[[ The records open ]]

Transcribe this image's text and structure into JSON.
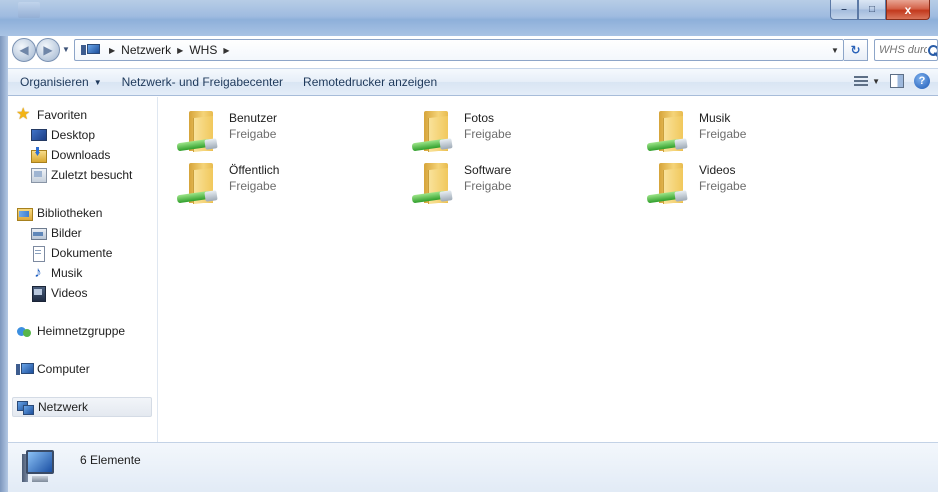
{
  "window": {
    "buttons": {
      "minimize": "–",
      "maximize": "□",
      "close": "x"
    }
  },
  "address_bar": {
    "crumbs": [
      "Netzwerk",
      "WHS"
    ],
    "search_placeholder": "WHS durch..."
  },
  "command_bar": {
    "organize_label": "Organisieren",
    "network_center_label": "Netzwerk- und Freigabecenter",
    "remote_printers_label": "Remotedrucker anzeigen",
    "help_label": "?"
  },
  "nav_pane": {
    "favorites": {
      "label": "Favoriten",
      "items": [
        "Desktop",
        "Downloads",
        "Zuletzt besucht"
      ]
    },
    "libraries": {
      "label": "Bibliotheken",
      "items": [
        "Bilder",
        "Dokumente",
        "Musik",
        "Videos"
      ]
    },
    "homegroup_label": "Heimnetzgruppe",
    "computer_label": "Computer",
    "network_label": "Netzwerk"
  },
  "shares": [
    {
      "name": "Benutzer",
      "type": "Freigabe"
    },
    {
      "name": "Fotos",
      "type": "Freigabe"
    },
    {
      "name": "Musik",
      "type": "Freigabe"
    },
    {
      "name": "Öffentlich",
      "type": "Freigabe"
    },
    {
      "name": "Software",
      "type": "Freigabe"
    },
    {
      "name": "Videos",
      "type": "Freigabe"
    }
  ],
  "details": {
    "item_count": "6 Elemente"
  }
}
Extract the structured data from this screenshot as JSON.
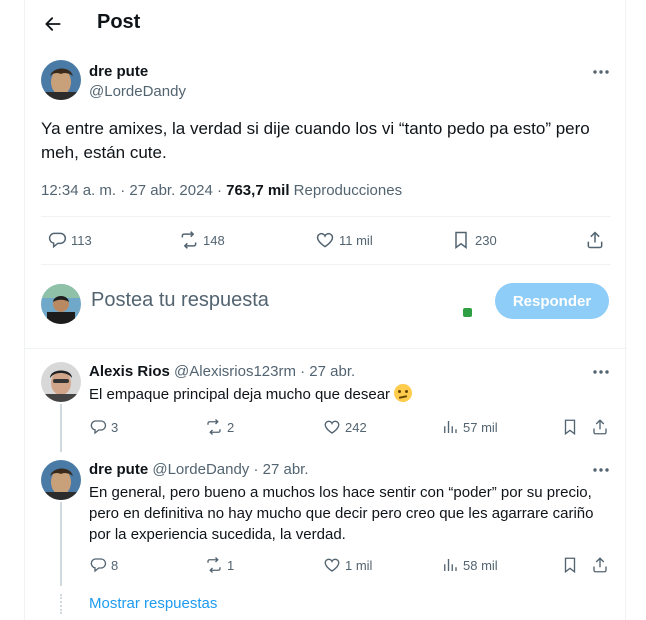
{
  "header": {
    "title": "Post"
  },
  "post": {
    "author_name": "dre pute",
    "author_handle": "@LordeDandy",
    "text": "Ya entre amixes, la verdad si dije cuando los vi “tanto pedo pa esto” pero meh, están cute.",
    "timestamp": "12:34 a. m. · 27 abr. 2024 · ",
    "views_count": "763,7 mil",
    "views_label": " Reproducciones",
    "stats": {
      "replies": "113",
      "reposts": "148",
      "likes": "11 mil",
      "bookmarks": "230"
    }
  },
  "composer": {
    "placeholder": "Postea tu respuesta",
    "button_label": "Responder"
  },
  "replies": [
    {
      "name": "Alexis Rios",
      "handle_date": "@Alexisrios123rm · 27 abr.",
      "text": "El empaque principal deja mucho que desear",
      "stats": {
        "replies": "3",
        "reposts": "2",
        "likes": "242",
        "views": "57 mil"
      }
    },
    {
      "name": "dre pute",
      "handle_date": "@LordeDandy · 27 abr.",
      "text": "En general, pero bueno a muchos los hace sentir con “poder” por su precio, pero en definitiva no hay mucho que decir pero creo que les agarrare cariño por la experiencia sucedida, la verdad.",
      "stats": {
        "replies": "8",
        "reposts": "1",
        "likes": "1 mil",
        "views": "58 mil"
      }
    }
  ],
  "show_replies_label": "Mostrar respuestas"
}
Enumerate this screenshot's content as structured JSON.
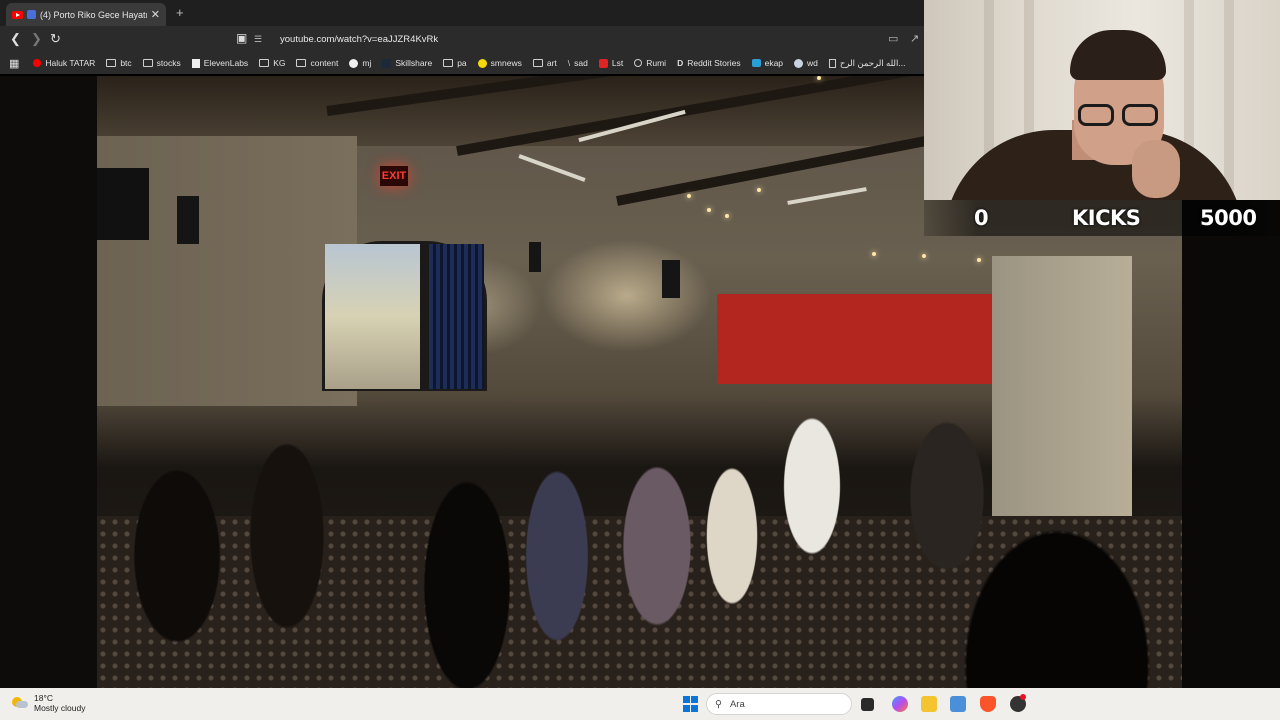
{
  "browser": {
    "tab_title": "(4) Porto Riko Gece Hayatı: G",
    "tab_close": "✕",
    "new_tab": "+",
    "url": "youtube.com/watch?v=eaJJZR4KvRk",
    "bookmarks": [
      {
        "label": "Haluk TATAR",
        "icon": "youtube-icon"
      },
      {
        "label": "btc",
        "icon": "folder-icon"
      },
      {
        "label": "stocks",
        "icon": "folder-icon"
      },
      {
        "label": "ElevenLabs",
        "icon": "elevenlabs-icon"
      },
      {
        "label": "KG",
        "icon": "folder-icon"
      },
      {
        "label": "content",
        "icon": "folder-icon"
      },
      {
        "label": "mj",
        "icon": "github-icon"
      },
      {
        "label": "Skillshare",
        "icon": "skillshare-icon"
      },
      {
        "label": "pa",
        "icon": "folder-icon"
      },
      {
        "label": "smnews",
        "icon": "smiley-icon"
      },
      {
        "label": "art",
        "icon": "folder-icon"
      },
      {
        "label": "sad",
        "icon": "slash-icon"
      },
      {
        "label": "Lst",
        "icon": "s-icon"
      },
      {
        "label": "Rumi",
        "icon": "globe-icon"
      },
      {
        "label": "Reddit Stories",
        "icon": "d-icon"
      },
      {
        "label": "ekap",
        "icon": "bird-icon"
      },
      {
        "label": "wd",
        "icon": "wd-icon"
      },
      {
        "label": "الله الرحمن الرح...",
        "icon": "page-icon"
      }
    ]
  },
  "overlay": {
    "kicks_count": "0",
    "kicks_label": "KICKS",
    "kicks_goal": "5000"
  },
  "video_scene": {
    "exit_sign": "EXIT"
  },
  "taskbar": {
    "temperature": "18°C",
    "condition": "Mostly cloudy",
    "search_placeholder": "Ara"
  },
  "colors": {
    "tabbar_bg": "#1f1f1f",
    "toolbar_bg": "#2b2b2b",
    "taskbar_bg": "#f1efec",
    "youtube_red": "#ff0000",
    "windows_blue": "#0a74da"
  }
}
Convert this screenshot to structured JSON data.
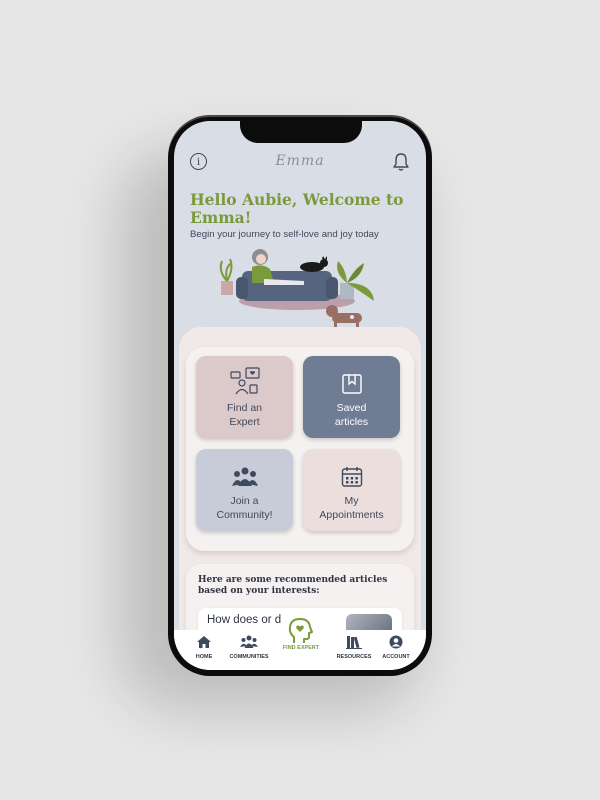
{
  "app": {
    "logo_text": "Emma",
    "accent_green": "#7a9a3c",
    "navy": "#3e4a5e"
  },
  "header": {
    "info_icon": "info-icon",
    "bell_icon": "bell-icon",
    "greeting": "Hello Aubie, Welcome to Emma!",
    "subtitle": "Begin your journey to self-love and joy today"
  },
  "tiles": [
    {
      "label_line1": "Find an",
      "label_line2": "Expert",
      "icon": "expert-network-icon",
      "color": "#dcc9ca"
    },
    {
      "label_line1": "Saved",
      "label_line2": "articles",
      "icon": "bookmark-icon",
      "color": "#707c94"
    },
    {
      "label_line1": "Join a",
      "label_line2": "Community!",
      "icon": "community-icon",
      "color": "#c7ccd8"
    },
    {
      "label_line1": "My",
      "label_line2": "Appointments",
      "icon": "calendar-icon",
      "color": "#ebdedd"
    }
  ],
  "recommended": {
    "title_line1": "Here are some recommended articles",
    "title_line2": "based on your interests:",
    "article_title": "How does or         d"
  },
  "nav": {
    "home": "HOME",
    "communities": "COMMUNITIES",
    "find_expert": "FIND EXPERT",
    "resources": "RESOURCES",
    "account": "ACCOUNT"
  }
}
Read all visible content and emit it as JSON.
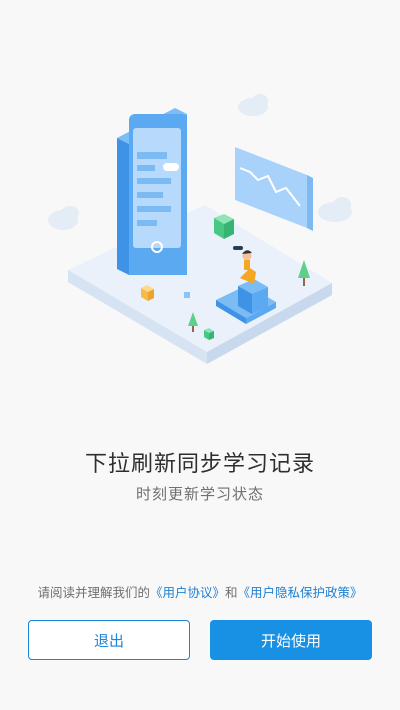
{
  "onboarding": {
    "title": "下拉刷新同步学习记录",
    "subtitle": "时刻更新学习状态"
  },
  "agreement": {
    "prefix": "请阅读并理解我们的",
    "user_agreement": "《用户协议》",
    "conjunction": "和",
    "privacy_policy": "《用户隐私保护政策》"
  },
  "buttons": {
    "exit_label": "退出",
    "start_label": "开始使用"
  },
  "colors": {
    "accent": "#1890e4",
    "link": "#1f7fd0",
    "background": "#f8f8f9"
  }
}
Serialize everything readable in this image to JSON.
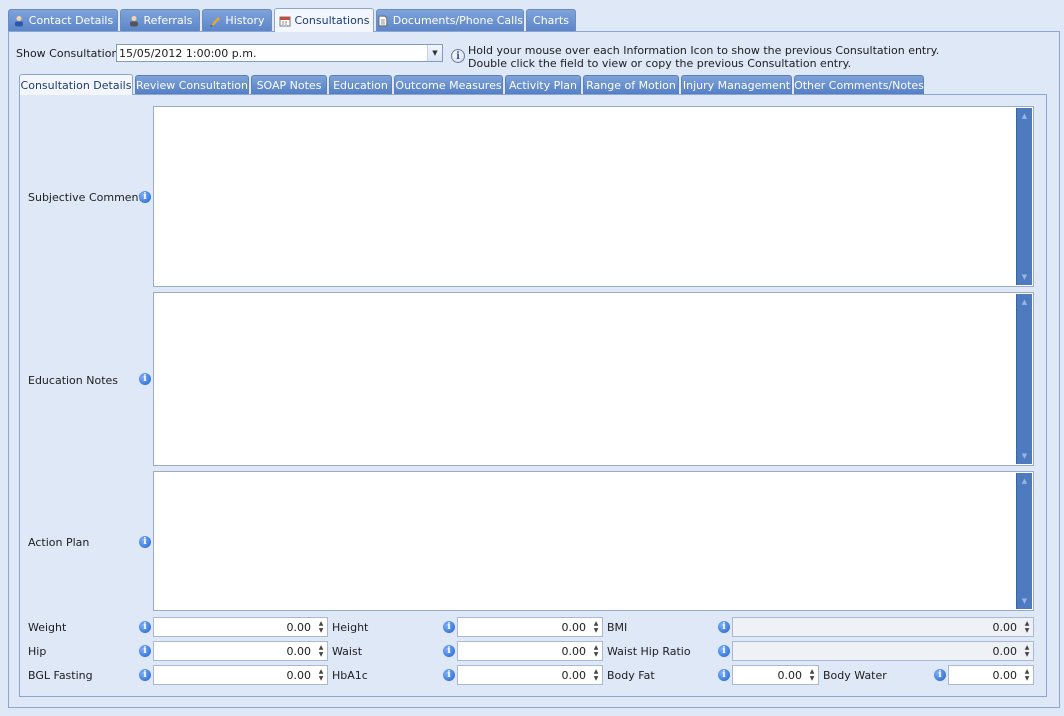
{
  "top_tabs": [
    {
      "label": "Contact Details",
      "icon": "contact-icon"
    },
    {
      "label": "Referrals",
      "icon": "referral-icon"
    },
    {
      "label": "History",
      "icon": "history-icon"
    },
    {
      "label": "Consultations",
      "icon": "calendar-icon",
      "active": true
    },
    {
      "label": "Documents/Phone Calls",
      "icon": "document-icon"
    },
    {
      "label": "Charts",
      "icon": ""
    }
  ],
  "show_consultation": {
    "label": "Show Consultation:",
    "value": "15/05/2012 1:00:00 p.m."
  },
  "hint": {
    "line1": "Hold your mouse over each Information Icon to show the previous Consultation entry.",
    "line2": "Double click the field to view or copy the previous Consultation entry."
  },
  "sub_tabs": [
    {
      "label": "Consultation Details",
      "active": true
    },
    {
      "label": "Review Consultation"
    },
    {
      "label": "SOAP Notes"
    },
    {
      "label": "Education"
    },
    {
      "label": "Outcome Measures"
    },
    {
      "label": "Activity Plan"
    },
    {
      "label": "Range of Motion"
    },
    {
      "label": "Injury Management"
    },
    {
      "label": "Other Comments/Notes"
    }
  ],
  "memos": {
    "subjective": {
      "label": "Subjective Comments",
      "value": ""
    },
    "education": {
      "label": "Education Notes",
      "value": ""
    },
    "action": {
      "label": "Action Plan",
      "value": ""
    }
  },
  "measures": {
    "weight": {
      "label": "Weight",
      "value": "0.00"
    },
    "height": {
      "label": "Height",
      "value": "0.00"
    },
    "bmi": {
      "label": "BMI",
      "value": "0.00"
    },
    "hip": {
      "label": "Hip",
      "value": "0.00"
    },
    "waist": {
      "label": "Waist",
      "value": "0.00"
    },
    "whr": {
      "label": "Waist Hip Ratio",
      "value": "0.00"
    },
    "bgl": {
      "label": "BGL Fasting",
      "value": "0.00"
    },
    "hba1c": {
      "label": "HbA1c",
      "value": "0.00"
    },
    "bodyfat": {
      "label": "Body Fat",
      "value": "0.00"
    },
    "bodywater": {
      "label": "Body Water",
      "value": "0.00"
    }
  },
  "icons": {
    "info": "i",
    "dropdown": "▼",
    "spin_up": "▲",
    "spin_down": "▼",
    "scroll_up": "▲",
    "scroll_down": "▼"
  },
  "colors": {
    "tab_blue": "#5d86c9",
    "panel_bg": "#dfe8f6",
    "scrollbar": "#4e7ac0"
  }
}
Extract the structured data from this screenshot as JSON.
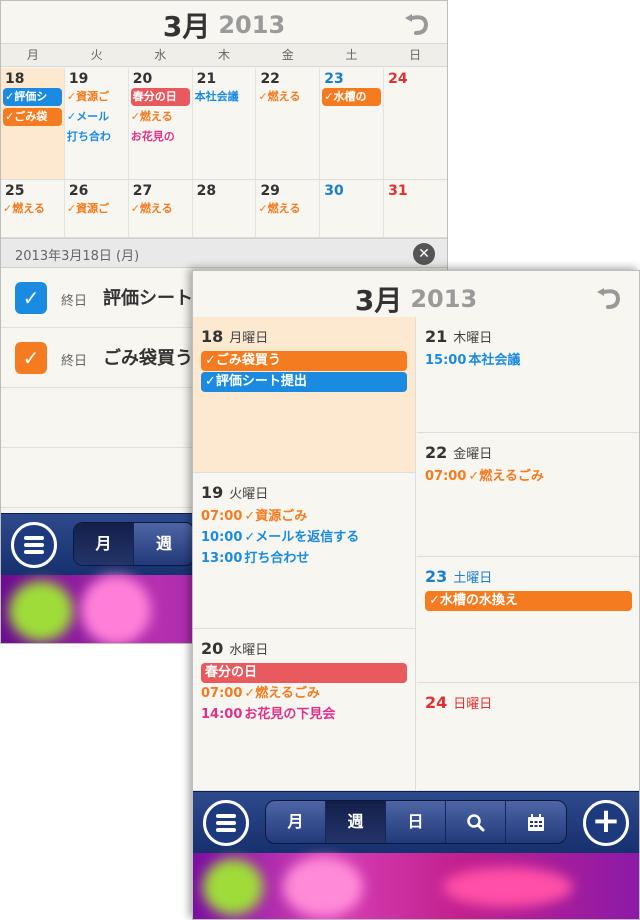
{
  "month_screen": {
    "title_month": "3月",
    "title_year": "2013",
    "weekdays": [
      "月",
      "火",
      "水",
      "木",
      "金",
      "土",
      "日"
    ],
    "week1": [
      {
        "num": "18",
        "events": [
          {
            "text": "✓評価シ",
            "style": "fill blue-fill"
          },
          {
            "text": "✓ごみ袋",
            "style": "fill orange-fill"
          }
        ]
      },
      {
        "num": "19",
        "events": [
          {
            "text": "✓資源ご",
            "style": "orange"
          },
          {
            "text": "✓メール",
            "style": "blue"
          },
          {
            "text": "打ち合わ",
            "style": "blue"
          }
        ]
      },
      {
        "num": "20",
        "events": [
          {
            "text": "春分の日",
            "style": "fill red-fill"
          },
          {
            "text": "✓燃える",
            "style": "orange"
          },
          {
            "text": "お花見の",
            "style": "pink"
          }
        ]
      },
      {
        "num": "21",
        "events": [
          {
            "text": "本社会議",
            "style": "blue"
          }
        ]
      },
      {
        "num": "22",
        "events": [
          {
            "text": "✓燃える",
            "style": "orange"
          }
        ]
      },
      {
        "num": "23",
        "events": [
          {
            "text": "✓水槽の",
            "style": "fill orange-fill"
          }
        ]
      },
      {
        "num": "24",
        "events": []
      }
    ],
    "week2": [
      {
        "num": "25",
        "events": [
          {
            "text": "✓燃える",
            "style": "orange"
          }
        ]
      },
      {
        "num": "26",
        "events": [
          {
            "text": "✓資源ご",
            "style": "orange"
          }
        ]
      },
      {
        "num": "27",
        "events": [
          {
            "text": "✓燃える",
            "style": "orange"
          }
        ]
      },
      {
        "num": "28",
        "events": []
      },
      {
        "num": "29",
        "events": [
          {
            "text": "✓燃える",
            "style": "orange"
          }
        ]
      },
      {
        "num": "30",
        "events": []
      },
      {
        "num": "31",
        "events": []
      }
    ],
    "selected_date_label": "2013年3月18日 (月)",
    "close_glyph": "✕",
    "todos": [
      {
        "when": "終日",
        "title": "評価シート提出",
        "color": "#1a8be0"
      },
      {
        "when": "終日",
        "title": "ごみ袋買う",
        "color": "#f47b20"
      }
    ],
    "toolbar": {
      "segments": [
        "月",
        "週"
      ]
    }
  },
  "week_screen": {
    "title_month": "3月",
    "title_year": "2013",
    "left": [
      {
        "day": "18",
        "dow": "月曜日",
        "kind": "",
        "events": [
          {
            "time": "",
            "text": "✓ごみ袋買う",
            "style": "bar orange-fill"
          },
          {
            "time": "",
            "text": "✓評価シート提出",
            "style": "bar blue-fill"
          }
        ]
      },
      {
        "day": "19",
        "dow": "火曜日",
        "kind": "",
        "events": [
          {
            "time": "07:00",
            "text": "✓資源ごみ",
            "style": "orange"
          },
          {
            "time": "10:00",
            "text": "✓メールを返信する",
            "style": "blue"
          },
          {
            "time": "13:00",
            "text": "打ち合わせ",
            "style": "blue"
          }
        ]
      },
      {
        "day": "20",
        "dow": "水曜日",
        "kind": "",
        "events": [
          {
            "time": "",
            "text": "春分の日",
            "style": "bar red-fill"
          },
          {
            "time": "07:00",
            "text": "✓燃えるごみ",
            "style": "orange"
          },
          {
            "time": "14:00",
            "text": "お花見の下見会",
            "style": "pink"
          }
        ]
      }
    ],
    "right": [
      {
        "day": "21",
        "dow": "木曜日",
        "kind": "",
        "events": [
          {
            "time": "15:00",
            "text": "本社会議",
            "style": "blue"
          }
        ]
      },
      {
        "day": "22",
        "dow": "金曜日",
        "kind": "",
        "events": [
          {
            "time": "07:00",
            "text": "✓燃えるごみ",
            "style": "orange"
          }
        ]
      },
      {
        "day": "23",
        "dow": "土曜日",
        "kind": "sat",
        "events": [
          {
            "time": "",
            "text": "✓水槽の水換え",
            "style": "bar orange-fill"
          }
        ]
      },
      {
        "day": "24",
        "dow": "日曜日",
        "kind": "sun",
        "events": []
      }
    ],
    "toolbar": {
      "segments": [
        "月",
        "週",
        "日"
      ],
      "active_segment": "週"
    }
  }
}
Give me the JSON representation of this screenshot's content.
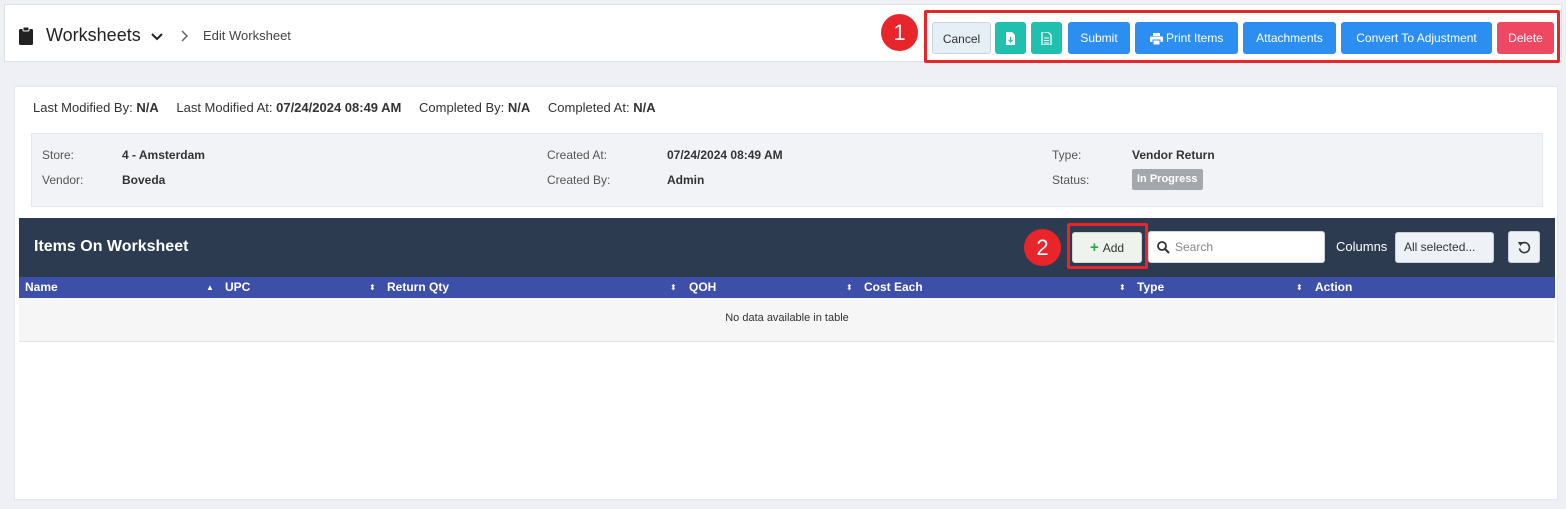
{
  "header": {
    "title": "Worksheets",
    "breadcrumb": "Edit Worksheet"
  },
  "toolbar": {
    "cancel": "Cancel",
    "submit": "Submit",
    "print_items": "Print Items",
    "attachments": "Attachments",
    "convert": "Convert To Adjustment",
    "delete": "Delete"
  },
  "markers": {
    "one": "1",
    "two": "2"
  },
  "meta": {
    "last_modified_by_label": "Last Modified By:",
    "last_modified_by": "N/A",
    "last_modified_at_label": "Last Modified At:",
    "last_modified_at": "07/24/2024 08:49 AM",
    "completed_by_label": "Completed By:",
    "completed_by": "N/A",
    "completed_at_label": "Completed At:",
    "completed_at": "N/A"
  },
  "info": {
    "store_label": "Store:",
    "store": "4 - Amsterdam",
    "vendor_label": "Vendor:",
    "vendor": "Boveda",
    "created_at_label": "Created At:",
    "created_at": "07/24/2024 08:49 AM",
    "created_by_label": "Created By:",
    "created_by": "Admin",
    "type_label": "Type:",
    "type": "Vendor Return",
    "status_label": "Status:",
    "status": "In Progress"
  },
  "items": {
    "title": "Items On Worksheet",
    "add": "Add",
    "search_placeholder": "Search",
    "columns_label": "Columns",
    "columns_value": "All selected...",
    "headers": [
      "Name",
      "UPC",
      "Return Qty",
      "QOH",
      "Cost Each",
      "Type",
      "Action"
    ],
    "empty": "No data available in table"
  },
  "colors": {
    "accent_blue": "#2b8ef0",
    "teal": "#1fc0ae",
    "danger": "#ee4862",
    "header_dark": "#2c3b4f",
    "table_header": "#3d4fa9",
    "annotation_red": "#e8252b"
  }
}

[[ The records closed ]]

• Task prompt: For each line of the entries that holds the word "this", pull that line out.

• Written solution:
Transcribe this image's text and structure into JSON.
Extract the structured data from this screenshot as JSON.
Enumerate this screenshot's content as structured JSON.
Convert this screenshot to structured JSON data.
Serialize everything readable in this image to JSON.
Extract the structured data from this screenshot as JSON.
Give me the JSON representation of this screenshot's content.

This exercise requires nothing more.